--- Activity ---
A single number is expected: the count of lines in the entries below that contain "kind".

(Data for this exercise begins)

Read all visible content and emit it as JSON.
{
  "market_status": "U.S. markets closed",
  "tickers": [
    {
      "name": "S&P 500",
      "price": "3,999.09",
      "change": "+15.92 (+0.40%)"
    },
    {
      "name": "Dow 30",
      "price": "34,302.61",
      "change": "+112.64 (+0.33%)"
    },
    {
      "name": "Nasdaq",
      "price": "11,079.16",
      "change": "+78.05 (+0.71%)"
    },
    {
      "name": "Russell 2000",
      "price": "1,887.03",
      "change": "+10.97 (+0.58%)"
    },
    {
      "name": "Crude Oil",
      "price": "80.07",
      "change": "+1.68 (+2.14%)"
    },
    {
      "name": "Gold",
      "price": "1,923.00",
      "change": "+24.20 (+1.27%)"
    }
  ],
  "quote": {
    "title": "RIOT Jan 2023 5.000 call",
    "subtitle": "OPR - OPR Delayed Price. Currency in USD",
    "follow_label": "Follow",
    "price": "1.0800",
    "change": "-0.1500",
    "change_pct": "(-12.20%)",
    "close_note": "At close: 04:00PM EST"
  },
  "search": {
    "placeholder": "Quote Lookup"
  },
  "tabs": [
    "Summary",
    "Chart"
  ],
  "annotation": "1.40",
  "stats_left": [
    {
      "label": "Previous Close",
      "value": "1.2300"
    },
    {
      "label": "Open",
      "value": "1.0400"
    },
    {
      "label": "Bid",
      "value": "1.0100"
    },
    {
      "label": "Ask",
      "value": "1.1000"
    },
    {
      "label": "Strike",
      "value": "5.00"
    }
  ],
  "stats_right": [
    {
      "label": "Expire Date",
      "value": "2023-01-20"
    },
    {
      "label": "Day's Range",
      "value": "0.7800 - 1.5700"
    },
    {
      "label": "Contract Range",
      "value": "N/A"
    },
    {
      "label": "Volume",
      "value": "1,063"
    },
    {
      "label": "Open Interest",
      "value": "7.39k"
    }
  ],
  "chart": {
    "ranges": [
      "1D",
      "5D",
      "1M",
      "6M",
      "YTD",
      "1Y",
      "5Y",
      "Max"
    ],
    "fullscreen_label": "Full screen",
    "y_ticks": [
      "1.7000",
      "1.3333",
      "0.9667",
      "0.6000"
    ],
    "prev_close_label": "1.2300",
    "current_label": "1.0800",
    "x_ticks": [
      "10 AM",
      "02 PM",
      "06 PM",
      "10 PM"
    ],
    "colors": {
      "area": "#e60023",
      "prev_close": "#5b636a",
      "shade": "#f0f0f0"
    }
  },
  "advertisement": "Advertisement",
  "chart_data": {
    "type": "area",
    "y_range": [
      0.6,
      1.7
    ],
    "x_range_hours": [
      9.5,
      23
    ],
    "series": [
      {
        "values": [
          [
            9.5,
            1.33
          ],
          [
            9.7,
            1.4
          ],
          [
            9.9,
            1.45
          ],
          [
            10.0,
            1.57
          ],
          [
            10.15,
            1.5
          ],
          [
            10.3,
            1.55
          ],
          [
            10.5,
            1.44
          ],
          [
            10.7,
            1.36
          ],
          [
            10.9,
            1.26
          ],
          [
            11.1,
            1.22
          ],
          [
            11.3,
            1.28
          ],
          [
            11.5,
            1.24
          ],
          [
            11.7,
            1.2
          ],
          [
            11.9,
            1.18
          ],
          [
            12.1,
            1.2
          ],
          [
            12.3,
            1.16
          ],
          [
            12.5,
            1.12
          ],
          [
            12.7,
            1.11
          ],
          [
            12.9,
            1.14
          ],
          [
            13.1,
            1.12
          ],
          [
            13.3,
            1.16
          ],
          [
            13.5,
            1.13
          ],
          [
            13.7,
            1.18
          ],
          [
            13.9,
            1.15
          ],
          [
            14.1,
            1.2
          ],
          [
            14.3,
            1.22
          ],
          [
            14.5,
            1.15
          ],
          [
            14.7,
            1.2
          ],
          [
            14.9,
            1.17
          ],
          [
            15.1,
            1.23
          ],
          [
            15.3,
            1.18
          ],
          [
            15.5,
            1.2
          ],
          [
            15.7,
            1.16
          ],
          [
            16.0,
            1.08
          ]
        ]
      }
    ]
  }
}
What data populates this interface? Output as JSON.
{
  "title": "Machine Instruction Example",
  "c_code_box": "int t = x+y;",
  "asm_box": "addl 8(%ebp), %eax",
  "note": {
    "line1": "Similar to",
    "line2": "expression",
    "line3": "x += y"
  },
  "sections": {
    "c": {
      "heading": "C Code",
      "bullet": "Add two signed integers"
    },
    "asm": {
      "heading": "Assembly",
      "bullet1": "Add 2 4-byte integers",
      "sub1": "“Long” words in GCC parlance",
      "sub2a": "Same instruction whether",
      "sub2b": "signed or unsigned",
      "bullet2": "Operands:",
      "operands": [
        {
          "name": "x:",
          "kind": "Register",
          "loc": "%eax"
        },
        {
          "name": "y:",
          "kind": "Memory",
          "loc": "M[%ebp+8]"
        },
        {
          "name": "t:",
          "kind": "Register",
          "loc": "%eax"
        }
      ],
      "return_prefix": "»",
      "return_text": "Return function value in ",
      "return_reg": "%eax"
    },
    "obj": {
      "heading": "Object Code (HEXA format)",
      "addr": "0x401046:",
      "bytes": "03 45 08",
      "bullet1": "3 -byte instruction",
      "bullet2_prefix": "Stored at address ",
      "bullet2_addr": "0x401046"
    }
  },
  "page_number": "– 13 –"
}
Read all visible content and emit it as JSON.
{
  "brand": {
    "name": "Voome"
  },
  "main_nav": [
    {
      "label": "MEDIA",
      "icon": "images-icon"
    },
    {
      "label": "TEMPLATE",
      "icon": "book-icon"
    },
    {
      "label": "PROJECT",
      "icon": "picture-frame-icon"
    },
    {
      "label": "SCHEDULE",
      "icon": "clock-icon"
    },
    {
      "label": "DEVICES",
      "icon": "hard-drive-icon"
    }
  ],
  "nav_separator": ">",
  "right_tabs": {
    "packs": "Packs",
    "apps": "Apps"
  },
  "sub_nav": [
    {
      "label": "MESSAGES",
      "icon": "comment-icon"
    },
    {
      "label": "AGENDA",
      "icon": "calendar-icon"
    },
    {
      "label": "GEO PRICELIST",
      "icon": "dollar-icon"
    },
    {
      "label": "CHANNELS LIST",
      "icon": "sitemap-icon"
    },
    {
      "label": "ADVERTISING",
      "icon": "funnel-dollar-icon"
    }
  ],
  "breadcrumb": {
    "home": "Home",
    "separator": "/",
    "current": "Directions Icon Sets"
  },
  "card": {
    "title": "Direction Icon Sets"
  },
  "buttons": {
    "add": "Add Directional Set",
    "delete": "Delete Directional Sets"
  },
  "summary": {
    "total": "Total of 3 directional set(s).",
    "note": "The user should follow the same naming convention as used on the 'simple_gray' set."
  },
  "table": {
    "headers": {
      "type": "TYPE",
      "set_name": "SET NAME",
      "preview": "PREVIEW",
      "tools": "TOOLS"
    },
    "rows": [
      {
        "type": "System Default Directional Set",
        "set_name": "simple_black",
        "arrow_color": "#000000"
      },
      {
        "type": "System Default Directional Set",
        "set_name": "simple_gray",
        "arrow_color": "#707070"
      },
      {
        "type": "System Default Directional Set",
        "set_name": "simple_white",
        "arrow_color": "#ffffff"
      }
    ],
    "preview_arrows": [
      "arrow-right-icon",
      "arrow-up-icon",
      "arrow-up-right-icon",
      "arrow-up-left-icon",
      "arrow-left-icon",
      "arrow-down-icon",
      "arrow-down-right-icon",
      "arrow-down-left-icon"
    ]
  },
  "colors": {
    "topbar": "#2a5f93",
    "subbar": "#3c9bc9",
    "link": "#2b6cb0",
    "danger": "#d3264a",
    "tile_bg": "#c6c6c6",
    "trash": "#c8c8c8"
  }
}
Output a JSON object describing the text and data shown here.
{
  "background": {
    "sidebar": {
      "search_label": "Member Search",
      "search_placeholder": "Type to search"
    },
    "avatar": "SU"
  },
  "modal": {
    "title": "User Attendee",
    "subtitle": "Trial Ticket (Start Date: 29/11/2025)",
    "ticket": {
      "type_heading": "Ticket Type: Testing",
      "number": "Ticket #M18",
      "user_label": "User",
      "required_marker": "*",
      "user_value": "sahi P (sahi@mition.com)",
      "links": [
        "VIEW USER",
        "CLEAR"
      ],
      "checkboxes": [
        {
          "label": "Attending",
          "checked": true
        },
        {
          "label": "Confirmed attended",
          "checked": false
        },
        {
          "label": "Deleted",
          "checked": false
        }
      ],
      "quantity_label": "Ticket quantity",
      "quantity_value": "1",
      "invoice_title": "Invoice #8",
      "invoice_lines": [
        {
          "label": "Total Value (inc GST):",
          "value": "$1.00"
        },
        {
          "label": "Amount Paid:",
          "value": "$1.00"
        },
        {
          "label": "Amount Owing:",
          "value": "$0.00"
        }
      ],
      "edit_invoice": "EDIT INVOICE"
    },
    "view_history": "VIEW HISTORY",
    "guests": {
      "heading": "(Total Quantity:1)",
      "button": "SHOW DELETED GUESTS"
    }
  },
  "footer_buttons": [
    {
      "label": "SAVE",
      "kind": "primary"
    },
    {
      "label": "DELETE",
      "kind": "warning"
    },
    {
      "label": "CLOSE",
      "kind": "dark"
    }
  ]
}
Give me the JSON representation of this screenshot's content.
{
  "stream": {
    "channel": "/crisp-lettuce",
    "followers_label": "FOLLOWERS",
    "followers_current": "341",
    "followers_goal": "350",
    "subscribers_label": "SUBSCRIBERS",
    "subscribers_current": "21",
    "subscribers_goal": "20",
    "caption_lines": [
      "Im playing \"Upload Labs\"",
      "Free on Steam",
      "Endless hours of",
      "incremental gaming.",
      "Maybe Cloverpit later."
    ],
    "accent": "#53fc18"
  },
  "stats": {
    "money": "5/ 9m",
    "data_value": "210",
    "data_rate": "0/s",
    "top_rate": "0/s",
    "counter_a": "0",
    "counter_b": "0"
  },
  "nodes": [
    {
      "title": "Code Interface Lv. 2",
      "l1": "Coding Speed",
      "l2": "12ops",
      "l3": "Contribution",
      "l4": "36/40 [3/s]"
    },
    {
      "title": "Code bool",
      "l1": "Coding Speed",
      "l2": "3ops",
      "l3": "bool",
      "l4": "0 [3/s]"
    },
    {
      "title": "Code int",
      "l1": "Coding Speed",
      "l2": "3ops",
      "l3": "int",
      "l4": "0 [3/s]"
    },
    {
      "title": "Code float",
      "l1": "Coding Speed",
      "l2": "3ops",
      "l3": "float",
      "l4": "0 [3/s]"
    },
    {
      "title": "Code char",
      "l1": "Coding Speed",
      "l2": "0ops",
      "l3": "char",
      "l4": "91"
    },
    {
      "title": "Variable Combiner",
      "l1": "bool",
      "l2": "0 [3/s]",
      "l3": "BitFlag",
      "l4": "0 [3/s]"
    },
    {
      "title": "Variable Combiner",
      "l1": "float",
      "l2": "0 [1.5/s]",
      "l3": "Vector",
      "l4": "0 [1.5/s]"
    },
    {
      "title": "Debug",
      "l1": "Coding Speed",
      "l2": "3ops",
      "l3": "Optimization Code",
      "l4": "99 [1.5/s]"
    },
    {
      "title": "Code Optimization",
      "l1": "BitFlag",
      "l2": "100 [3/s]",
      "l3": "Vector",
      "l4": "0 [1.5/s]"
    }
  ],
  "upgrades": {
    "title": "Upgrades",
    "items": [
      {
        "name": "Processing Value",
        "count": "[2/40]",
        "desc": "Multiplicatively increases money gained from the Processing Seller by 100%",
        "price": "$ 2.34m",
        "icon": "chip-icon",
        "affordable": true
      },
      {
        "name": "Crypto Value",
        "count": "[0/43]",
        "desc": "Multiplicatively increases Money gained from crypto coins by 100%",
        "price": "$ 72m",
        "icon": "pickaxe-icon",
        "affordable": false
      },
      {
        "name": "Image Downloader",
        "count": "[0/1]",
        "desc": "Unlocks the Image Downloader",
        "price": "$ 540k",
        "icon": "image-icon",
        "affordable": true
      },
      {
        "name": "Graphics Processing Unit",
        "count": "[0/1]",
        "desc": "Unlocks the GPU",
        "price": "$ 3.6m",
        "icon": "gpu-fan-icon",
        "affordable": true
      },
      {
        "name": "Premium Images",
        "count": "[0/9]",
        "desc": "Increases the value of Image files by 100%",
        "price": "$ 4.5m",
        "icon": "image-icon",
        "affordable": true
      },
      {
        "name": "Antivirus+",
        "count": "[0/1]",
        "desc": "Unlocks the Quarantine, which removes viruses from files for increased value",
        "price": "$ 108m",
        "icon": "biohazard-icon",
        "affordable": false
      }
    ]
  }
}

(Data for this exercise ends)

--- Written reply ---
6